Created by two graphic designers at an advertising agency for $50, this shield follows the modernist style. The shield shape is updated and regularized. To increase legibility, the hand-drawn lettering was replaced by Futura, a European type design. The decision to change the logo was made by E. Roland Harriman in August 1949, while reviewing the 1950 advertising campaign. The word "Railroad" was added to remove any doubt of what Union Pacific was.

This shield is the basic shield shape of the company's logo in current use today.

Campbell Soup Shield#1

Stoddard Logos

These "Campbell Soup" logos lasted only ten months. This square "shield" is a darkish red on top with white and brownish-purple inline initials "U.P." The bottom half is white with brownish-purple lettering, which gives it a Campbell's Soup label appearance. The entire logo is bordered by a thick black line.

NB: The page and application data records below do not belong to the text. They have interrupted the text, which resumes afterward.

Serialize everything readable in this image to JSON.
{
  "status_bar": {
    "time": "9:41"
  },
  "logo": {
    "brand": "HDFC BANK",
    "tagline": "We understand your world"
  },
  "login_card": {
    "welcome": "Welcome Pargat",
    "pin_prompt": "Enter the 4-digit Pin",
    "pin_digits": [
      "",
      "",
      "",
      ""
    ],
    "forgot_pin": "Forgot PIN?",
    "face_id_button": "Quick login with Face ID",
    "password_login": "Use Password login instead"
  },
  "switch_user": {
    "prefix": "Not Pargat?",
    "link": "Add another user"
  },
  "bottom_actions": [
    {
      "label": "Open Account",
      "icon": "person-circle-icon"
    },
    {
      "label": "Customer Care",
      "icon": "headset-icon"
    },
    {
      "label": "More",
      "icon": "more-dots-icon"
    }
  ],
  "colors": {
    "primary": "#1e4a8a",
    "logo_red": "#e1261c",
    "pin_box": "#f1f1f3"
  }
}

The brainchild of C.H. Mertens, UP's General Advertising Manager, the new logo appeared in advertising campaigns and on box cars. In a October 12, 1962, memo to President Stoddard, Mertens cited competition with other railroads who had just updated their logos, as the reason for changing the shield. He proposed permanent adoption of this logo, while usage of the 1950 Shield be relegated to a few print and signage applications. At least two versions were painted on rail cars.

Campbell Soup Shield#2

Not satisfied with the first effort, by September 1962, all the lettering was reworked to create a bolder impact. The UP initials were given a white outline, creating a purple inline. The lower words were redrawn in a quirky but much bolder lettering.

The Campbell Soup Shield logos were never fully adopted or their design never fully completed. This logo was used with other UP logos from same time period, adding to the confusion. The Stoddard logos also included a third version shown in use along side a "winged logo" and the 1969 shield.


Judging the Campbell Soup Shield unsuccessful, Stoddard orders it abandoned, returning to exclusive use of the 1950 Shield.

Boxcars of the day were imprinted with the Campbell Soup Shield to the right of the door, with an "Automated Rail Way" map to the left. Both the logo and map had a black border around the image. By 1963, the Campbell Soup Shield was dropped and replaced by the 1950 Shield.